By Maggie Kuo
We are constantly encouraged, or nagged, to exercise to promote good health. But how much exercise is enough? We finally might be able to precisely measure this threshold.
The research group lead by Thomas Thum at the Hannover Medical School in Hannover, Germany has been studying the use of microRNAs (miRs), noncoding RNAs that repress gene expression, to treat cardiovascular diseases. As a side project, the group wondered if miRs could be used as an indicator of physical fitness. The researchers found that a single session of endurance exercise increased the amount of miRs associated with the skeletal muscle. Moreover, the amount of these miRs did correlate with fitness level.

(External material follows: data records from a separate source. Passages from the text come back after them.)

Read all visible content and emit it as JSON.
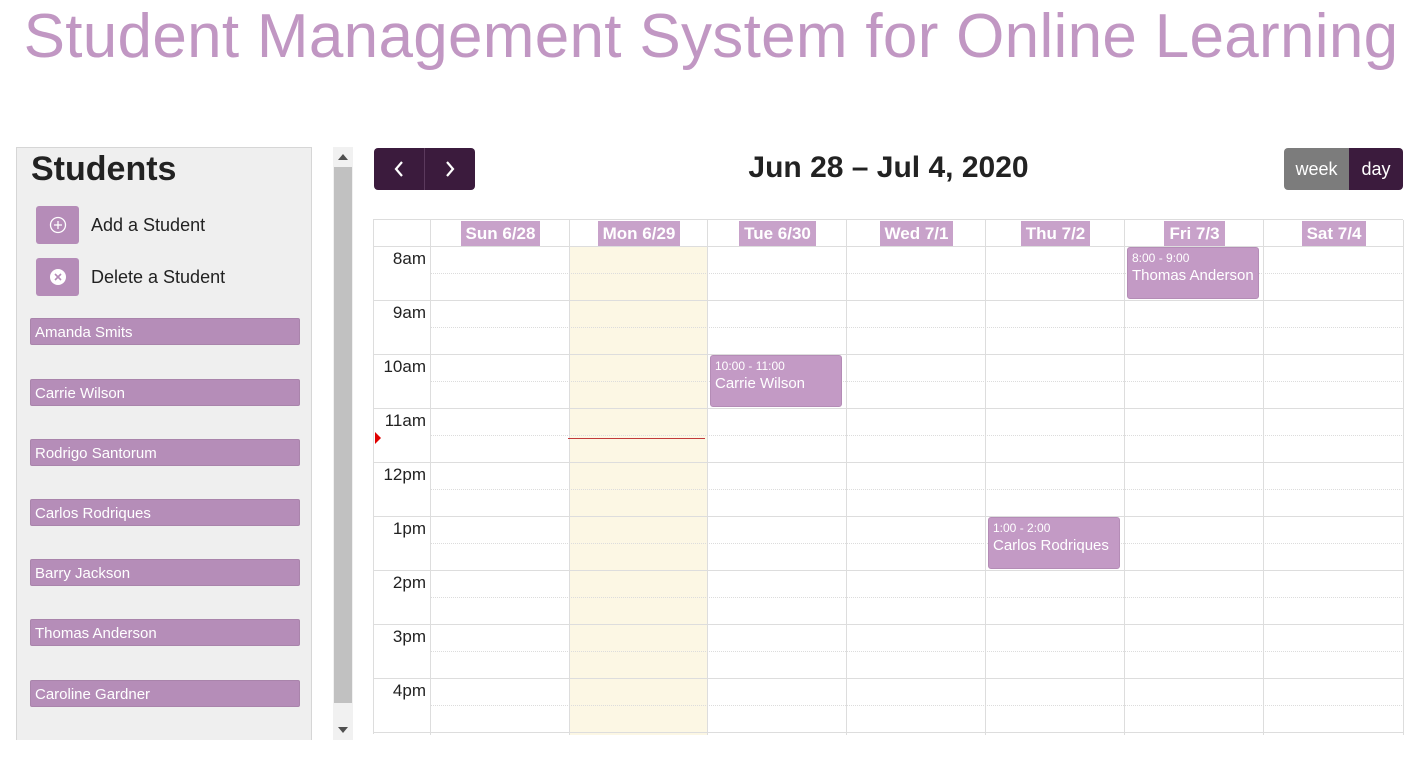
{
  "page": {
    "title": "Student Management System for Online Learning"
  },
  "sidebar": {
    "title": "Students",
    "actions": [
      {
        "label": "Add a Student",
        "icon": "plus-circle-icon"
      },
      {
        "label": "Delete a Student",
        "icon": "x-circle-icon"
      }
    ],
    "students": [
      "Amanda Smits",
      "Carrie Wilson",
      "Rodrigo Santorum",
      "Carlos Rodriques",
      "Barry Jackson",
      "Thomas Anderson",
      "Caroline Gardner"
    ]
  },
  "calendar": {
    "title": "Jun 28 – Jul 4, 2020",
    "prev_icon": "chevron-left-icon",
    "next_icon": "chevron-right-icon",
    "views": {
      "week": "week",
      "day": "day"
    },
    "active_view": "week",
    "today": "Mon 6/29",
    "days": [
      "Sun 6/28",
      "Mon 6/29",
      "Tue 6/30",
      "Wed 7/1",
      "Thu 7/2",
      "Fri 7/3",
      "Sat 7/4"
    ],
    "times": [
      "8am",
      "9am",
      "10am",
      "11am",
      "12pm",
      "1pm",
      "2pm",
      "3pm",
      "4pm"
    ],
    "events": [
      {
        "time": "8:00 - 9:00",
        "title": "Thomas Anderson",
        "day": "Fri 7/3"
      },
      {
        "time": "10:00 - 11:00",
        "title": "Carrie Wilson",
        "day": "Tue 6/30"
      },
      {
        "time": "1:00 - 2:00",
        "title": "Carlos Rodriques",
        "day": "Thu 7/2"
      }
    ]
  },
  "colors": {
    "accent": "#3b1b3d",
    "student_item": "#b58db8",
    "title": "#c197c3",
    "today": "#fcf7e4"
  }
}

Physical endurance is generally measured by maximum oxygen uptake (VO2max), the amount of oxygen used by the skeletal muscles during maximum effort exercise. VO2max increases with fitness level. How much an exercise regimen will raise VO2max depends greatly on the individual’s genes so the outcomes in one person cannot necessarily be applied to another person. As a result, researchers in the exercise physiology field have been exploring the effects of exercise directly on gene expression.
miRs can be specific to the organ, like the heart, or to the biological process, like inflammation. miRs are also stable outside of the cell and can therefore be detected in the blood plasma. Several studies reported changes in plasma miR levels after exercise. The miRs corresponded with skeletal and heart muscle adaptations and the levels were influenced by the intensity, type, and duration of the exercise protocol.

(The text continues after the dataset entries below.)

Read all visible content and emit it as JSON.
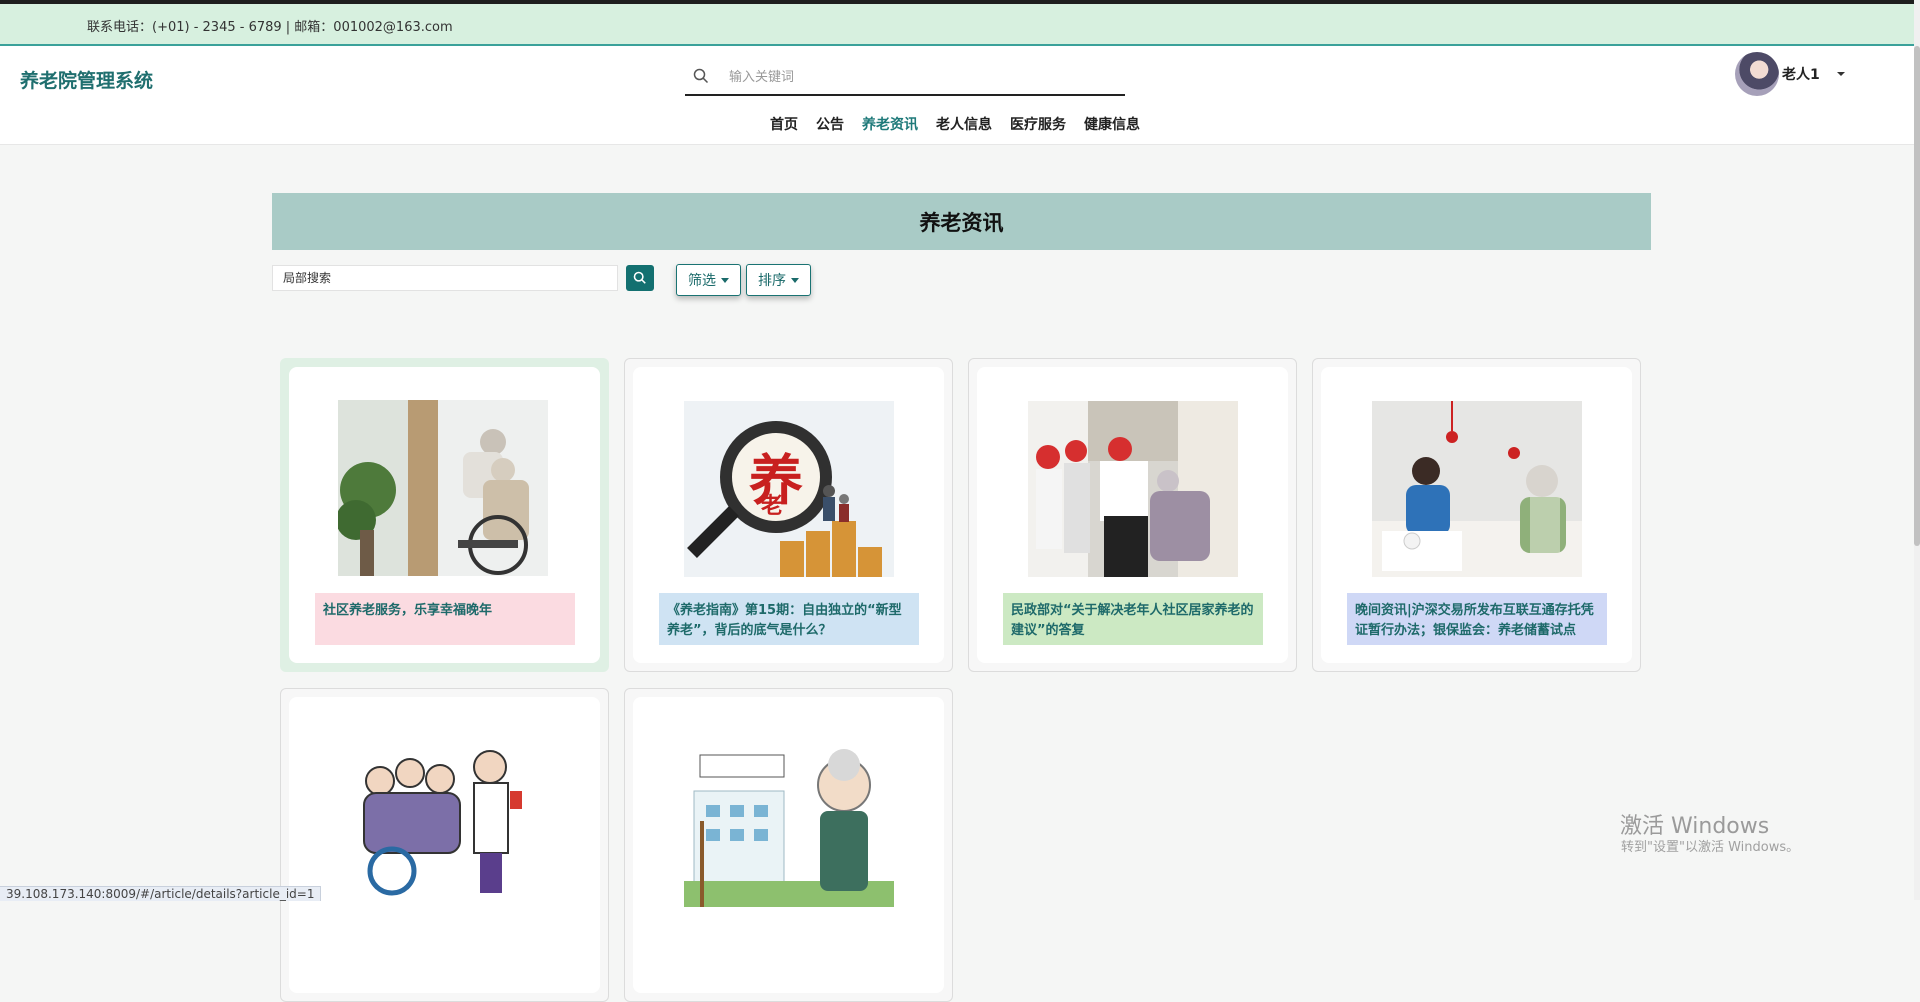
{
  "contact": {
    "text": "联系电话：(+01) - 2345 - 6789 | 邮箱：001002@163.com"
  },
  "header": {
    "brand": "养老院管理系统",
    "search_placeholder": "输入关键词",
    "user_name": "老人1"
  },
  "nav": {
    "items": [
      "首页",
      "公告",
      "养老资讯",
      "老人信息",
      "医疗服务",
      "健康信息"
    ],
    "active": "养老资讯"
  },
  "main": {
    "banner_title": "养老资讯",
    "local_search_placeholder": "局部搜索",
    "filter_label": "筛选",
    "sort_label": "排序"
  },
  "articles": [
    {
      "title": "社区养老服务，乐享幸福晚年"
    },
    {
      "title": "《养老指南》第15期：自由独立的“新型养老”，背后的底气是什么？"
    },
    {
      "title": "民政部对“关于解决老年人社区居家养老的建议”的答复"
    },
    {
      "title": "晚间资讯|沪深交易所发布互联互通存托凭证暂行办法；银保监会：养老储蓄试点"
    },
    {
      "title": ""
    },
    {
      "title": ""
    }
  ],
  "status_url": "39.108.173.140:8009/#/article/details?article_id=1",
  "watermark": {
    "line1": "激活 Windows",
    "line2": "转到\"设置\"以激活 Windows。"
  },
  "colors": {
    "accent": "#1f7a7a",
    "banner": "#a9cbc6",
    "contact_bar": "#d7f0df"
  }
}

Thum and colleagues measured the amount of heart and skeletal muscle-associated miRs in blood samples from experienced marathon runners. Blood was drawn two days before the race and immediately and 24 hours after the runner finished the course. The researchers also recorded VO2max and anaerobic lactate threshold (VIAS), another physical fitness indicator, for each runner. They found that the skeletal muscle miRs, miR-1, -133a, and -206, were higher shortly after the run and remained elevated 24 hours after the race. The heart muscle miRs, miR-208b and -499, were also higher immediately after the run but returned to pre-race levels after 24 hours. What intrigued the researchers the most was that the levels of all three skeletal muscle miRs trended with both VO2max and VIAS. Runners with greater VO2max and VIAS, meaning they were more fit, tended to have higher amounts of skeletal muscle miRs in their blood plasma. The researchers then compared the gene targets of the five miRs they measured against a list of 56 genes associated with physical endurance. The heart miRs only modulated one gene on the list. However, the skeletal muscle miR-1 regulated 8 genes and -206 regulated 10 genes, suggesting that enhanced fitness was due to increased regulation of physical endurance genes from the higher miR levels. The researchers concluded that these skeletal muscle miRs could potentially be used as biomarkers of physical fitness.

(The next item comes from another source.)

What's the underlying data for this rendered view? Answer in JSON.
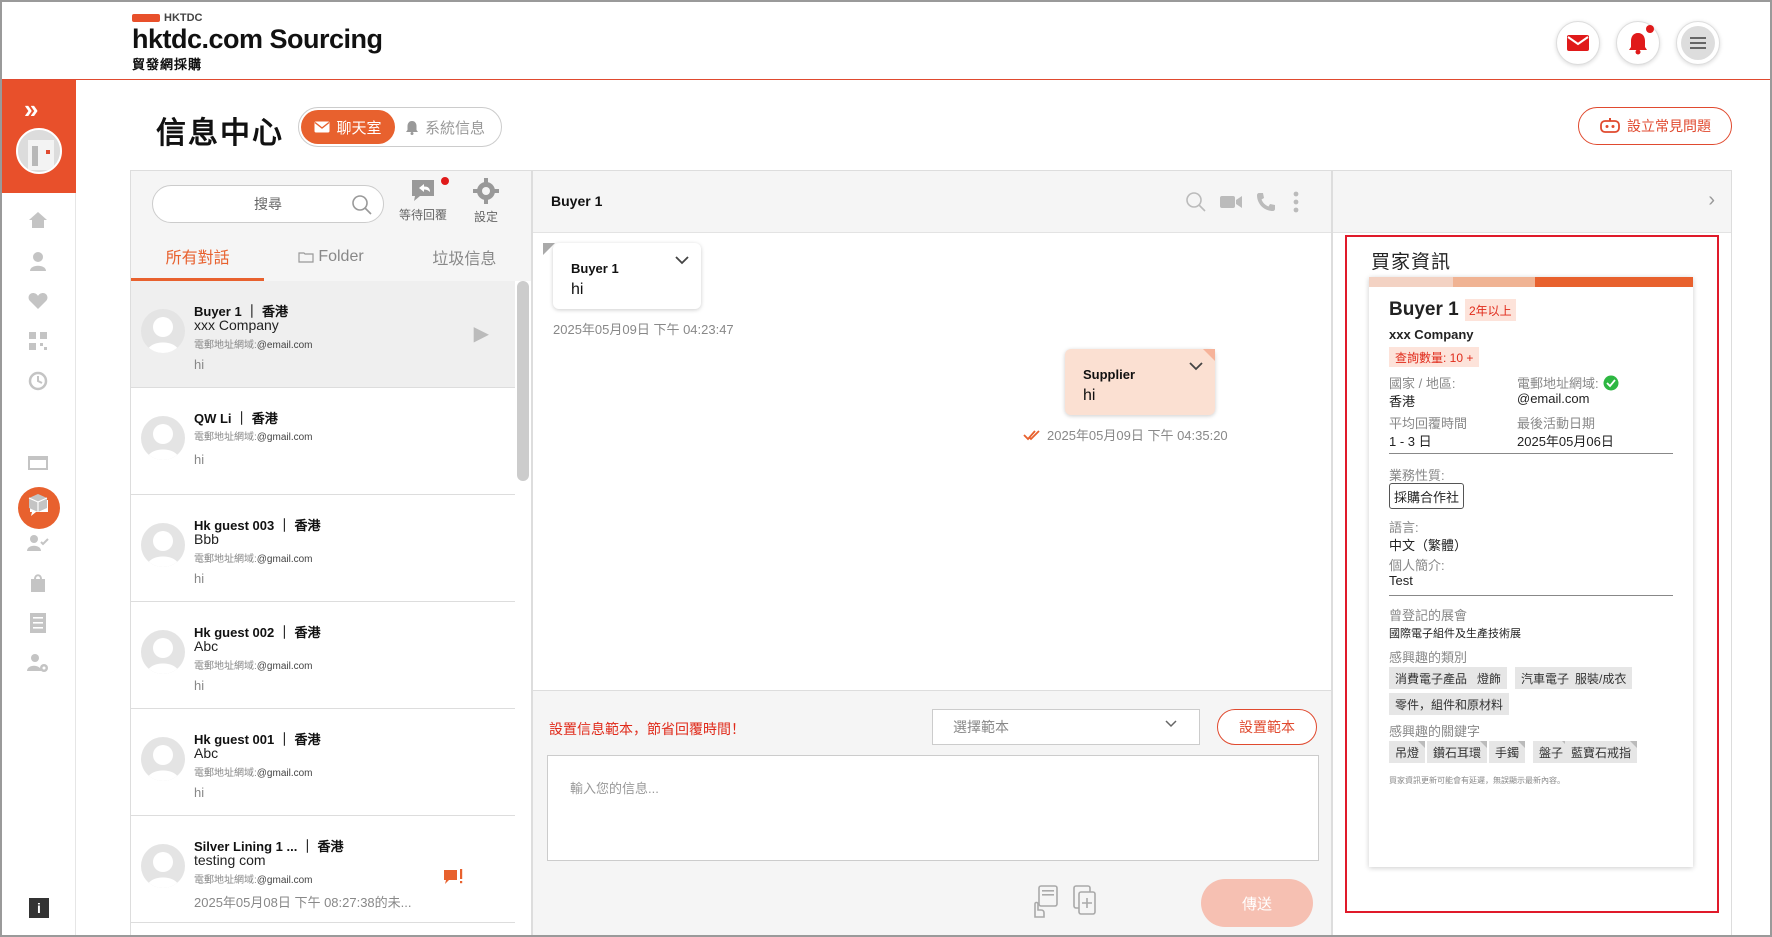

More work needs to be done to confirm the accuracy of miRs as biomarkers, including measuring the amount of the miRs directly in the skeletal muscle, studying how the miR levels change with different exercise protocols, and determining if other miRs are influenced by endurance. Nevertheless this study provides a potential new metric to evaluate physical fitness. This metric could be used to establish more precise recommendations on exercise routines to promote better health.